Assignment:
All that is needed is a count of the lines in this data that contain the word "screenshot".

Data about app and page elements
BEGIN

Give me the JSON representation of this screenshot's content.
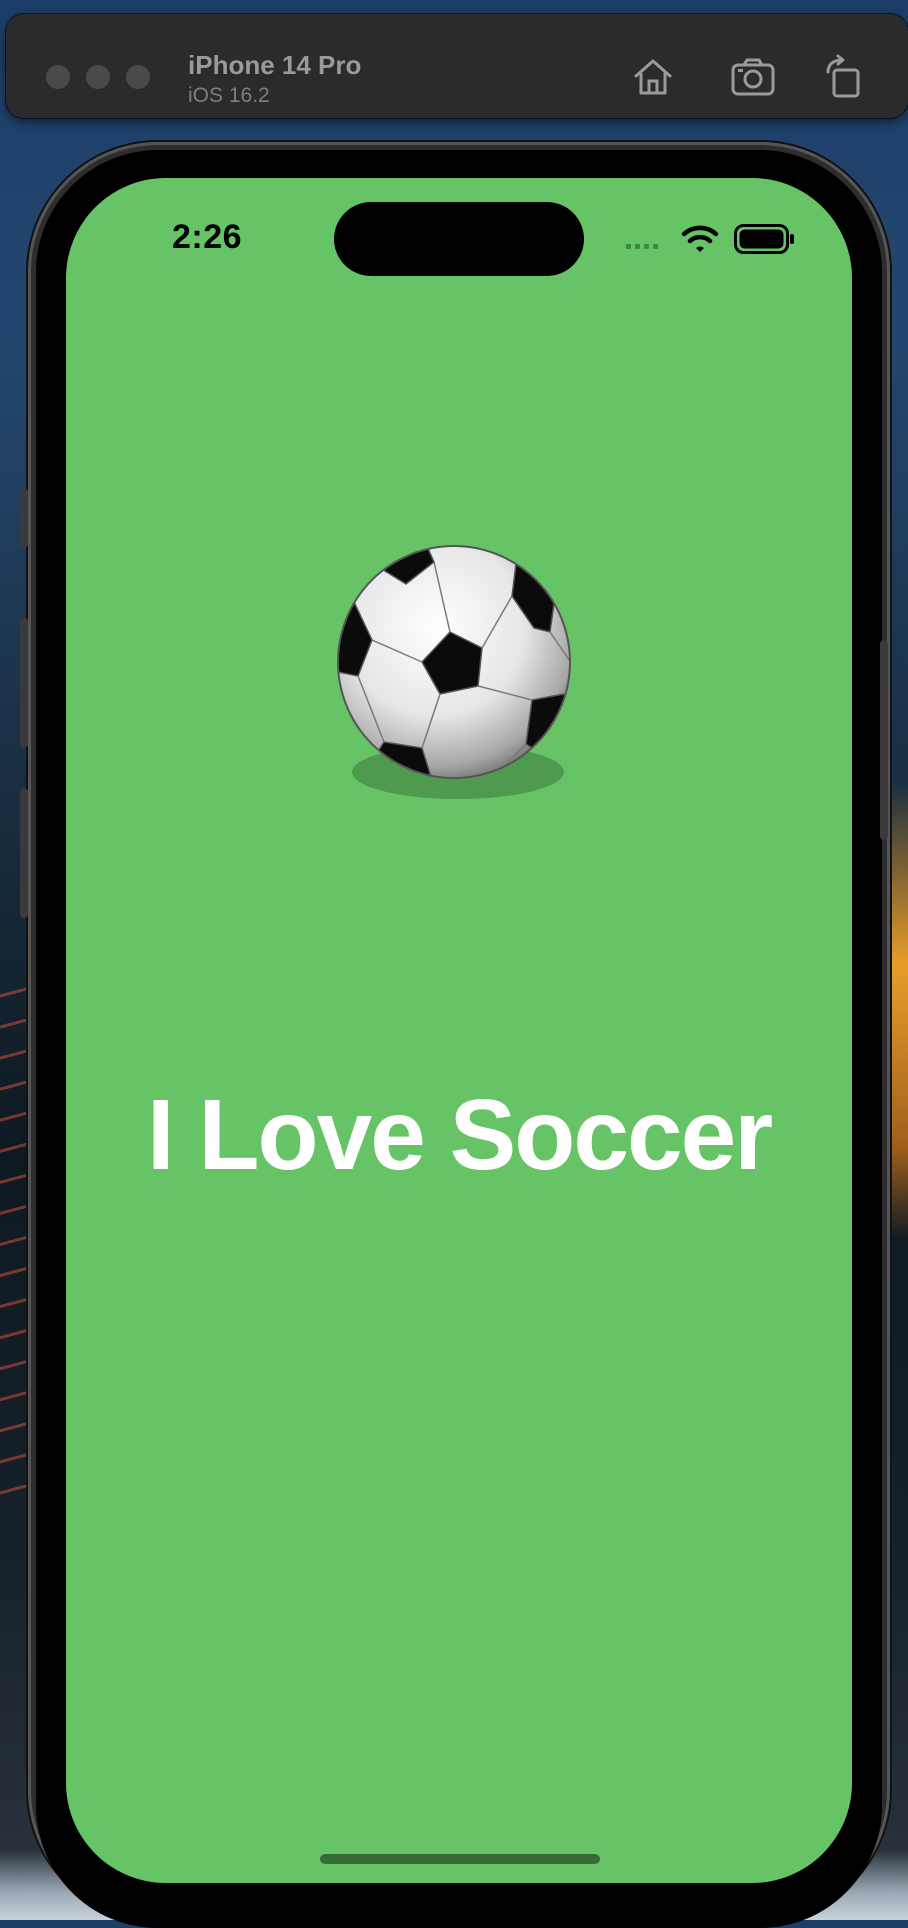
{
  "simulator": {
    "device_name": "iPhone 14 Pro",
    "os_version": "iOS 16.2",
    "toolbar": [
      "home-icon",
      "screenshot-icon",
      "rotate-icon"
    ]
  },
  "status_bar": {
    "time": "2:26",
    "icons": [
      "cellular-icon",
      "wifi-icon",
      "battery-icon"
    ]
  },
  "app": {
    "background_color": "#66c466",
    "image": "soccer-ball",
    "headline": "I Love Soccer",
    "headline_color": "#ffffff"
  }
}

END

Task solution:
2